March just got a lot busier as the Maryland House and Senate committees are scheduling their respective “Gun Days.” The Senate Judicial Proceedings Committee has scheduled its “Gun Day” for March 8, while the House Judiciary Committee has scheduled it for March 14. A non-exhaustive list of the bills to be heard in those committees and on what days is below:
March 1 – Senate Judicial Proceedings Committee
Senate Bill 946, an anti-gun bill sponsored by Senator Smith, creates a federally prohibitive criminal penalty for the possession of a firearm on a college campus in Maryland. This is the same bill as HB 159 which passed the House last week. Those with wear and carry permits do not present a threat to public safety, as they are one of the most law-abiding segments of the population. Current law already allows each university to set its own policy regarding the carrying or possession of firearms. This legislation is a blanket prohibition that disallows schools from using discretion on their campus.
March 2 – House Judiciary Committee
House Bill 294, an anti-gun bill sponsored by Delegate Dumais, would prohibit from firearms ownership those persons with a probation before judgement in a domestically related 2nd degree assault. In Maryland, 2nd degree assault does not require injury, only unwanted physical contact. A probation before judgement is a legal option used by the Courts to allow an individual to maintain a period of good behavior in exchange for a future lack of criminal record. They should not be treated as convictions. Domestic Abusers should be convicted of their crimes, and persons without criminal records should not lose Constitutional rights.

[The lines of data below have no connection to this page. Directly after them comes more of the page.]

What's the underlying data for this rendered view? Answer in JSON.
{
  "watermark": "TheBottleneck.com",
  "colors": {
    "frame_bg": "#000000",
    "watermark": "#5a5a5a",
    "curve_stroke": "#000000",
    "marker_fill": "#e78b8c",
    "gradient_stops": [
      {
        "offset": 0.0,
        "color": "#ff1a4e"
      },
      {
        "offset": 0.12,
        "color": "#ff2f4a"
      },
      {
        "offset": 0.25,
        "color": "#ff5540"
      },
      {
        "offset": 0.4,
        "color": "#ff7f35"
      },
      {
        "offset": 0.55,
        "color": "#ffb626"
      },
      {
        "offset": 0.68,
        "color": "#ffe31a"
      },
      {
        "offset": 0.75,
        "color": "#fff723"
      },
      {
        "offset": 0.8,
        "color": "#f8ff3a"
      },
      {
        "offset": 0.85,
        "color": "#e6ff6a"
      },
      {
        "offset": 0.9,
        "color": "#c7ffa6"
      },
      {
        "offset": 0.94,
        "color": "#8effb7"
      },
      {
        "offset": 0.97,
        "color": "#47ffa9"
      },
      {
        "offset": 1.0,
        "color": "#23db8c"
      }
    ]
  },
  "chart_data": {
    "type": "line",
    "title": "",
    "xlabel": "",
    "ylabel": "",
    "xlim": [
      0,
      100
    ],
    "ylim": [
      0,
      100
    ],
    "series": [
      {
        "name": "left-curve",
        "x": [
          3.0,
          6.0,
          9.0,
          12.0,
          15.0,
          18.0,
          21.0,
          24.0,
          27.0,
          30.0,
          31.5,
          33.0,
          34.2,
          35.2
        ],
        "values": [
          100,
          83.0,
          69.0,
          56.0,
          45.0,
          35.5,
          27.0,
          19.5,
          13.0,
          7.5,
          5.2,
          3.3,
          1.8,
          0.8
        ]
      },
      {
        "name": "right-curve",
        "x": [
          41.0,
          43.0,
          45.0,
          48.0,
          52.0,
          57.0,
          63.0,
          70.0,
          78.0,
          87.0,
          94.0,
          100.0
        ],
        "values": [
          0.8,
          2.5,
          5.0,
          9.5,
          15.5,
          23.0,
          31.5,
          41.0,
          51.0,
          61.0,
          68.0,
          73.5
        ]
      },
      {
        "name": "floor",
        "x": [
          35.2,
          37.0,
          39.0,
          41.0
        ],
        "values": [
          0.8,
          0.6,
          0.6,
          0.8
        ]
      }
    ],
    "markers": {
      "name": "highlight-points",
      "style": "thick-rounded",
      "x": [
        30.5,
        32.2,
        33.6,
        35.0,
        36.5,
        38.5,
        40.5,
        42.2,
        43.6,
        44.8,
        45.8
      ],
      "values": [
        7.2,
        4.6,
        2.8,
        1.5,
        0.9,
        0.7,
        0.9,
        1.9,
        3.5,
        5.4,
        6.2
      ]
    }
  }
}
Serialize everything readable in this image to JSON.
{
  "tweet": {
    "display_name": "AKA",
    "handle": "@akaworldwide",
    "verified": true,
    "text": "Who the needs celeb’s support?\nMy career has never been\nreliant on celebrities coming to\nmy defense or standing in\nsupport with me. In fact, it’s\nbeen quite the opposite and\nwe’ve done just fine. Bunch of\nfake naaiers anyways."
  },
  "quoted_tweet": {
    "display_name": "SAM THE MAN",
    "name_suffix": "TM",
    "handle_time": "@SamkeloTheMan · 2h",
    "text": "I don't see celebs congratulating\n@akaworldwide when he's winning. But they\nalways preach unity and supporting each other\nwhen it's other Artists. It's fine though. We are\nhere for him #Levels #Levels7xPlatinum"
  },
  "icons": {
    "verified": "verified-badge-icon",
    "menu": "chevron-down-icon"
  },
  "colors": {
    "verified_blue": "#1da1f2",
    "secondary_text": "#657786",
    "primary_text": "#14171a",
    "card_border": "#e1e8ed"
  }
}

March 8 – Senate Judicial Proceedings Committee – GUN DAY
Senate Bill 224, sponsored by Senator Lee, is the same bill as HB 294 and removes firearms rights from persons receiving a probation before judgement in a domestic 2nd degree assault.
Senate Bill 467, sponsored by Senator Feldman, treats antique firearms as modern firearms for the purposes of persons prohibited from ownership of firearms. This legislation goes beyond federal law in the prohibition of firearm ownership.
Senate Bill 948, sponsored by Senator Smith, requires that all private transfers of long guns take place through a federally licensed firearms dealer, who shall enter the firearm into their inventory and run a background check on the intended recipient before completing the transfer. This legislation would criminalize the private transfer of firearms in Maryland and potentially turn law-abiding gun owners into criminals unknowingly. This legislation is unenforceable and ineffective at stopping crime, because criminals do not follow the law.
March 14 – House Judiciary Committee
House Bill 59, sponsored by Delegate Seth Howard, allows individuals to replace a lost, stolen, or broken firearm that was grandfathered under the Firearms Safety Act of 2013.
House Bill 1036, sponsored by Delegate Rey, allows an applicant to obtain preliminary approval for a wear and carry permit before obtaining the required training. This will allow individuals to know whether or not they can obtain a permit prior to spending time and money on the required training only to be arbitrarily denied.
House Bill 318, sponsored by Delegate Aruna Miller, is the crossfile of SB 467 and treats antique firearms as modern firearms for the purposes of persons prohibited from ownership of firearms. Similar to SB 467, this legislation goes beyond federal law in the prohibition of firearm ownership.
House Bill 1448, sponsored by Delegate Davis, requires that all private transfers of long guns take place at a dealer, who shall enter the firearm into their inventory and run a background check on the intended recipient before completing the transfer. Similar to SB 948, this flawed legislation is being pushed by an out-of-state anti-gun group who is trying to impose their misguided policies on the law-abiding gun owners of Maryland.
You can find more information and a full list of the legislation to be heard by visiting these schedule pages for the House Judiciary Committee and the Senate Judicial Proceedings Committee. Your NRA-ILA will continue to keep you updated as more information becomes available. Please stay-tuned to www.NRAILA.org and your inbox.